* What you will do: Copy out every line of the listing in which "pips" appears.

* Source material:
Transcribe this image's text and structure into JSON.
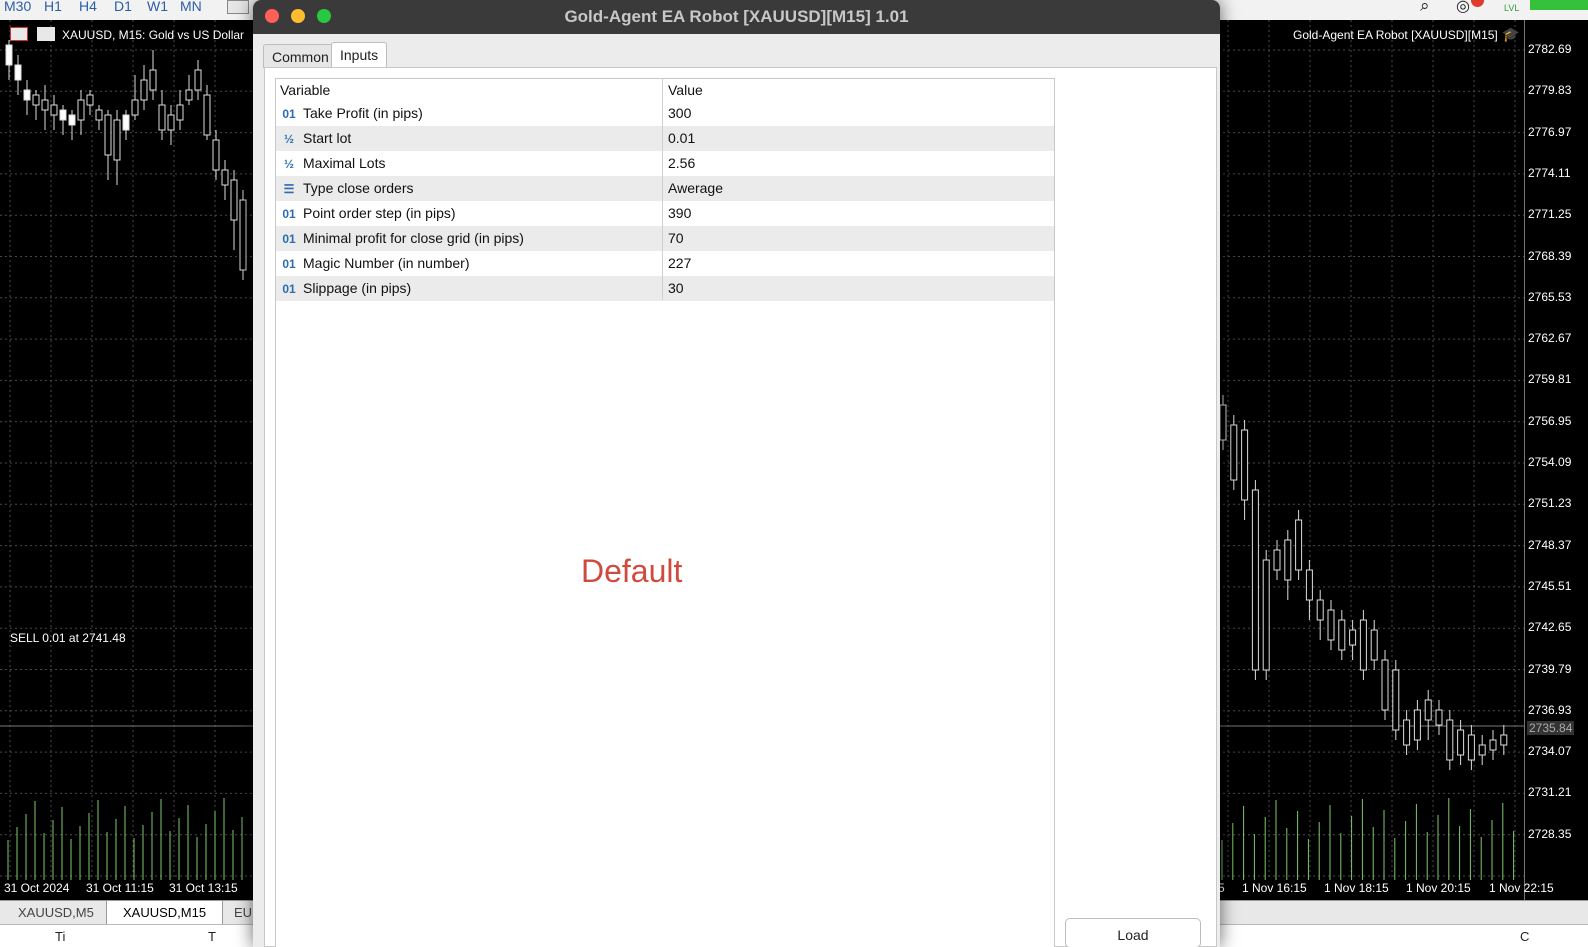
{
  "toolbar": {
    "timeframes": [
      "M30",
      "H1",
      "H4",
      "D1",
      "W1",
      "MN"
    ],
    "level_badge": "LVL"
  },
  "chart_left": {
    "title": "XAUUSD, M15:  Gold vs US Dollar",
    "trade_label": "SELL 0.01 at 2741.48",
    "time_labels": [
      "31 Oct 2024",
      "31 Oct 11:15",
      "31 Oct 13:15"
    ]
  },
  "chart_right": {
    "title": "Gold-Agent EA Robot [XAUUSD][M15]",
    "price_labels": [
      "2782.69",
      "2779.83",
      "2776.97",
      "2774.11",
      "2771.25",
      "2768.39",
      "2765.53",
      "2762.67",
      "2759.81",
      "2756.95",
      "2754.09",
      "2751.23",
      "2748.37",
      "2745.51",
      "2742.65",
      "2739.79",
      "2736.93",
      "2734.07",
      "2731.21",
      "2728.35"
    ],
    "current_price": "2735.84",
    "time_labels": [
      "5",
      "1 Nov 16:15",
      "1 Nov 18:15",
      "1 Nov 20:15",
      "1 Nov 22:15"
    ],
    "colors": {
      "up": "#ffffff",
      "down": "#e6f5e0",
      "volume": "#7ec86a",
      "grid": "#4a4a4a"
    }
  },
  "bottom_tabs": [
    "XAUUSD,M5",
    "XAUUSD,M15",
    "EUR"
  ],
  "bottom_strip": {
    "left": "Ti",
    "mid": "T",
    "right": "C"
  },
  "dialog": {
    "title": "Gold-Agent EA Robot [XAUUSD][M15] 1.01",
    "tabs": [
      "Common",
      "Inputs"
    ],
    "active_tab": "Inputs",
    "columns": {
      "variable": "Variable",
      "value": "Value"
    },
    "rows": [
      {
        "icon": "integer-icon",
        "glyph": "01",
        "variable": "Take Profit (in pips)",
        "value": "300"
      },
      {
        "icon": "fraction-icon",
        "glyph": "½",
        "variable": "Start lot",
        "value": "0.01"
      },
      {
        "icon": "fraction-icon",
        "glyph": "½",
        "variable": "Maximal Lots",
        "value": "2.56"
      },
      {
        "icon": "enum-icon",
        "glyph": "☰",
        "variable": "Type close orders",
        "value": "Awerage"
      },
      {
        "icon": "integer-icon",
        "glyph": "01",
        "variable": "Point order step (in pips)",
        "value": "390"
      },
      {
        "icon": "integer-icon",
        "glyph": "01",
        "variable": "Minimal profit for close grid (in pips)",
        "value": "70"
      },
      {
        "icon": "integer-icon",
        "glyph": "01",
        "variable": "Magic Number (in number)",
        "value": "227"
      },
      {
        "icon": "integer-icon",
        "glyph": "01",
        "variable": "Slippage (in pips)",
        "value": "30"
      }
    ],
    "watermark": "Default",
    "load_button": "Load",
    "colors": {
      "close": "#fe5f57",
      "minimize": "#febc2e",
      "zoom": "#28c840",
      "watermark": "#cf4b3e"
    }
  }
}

* Response for this exercise:
        "variable": "Take Profit (in pips)",
        "variable": "Point order step (in pips)",
        "variable": "Minimal profit for close grid (in pips)",
        "variable": "Slippage (in pips)",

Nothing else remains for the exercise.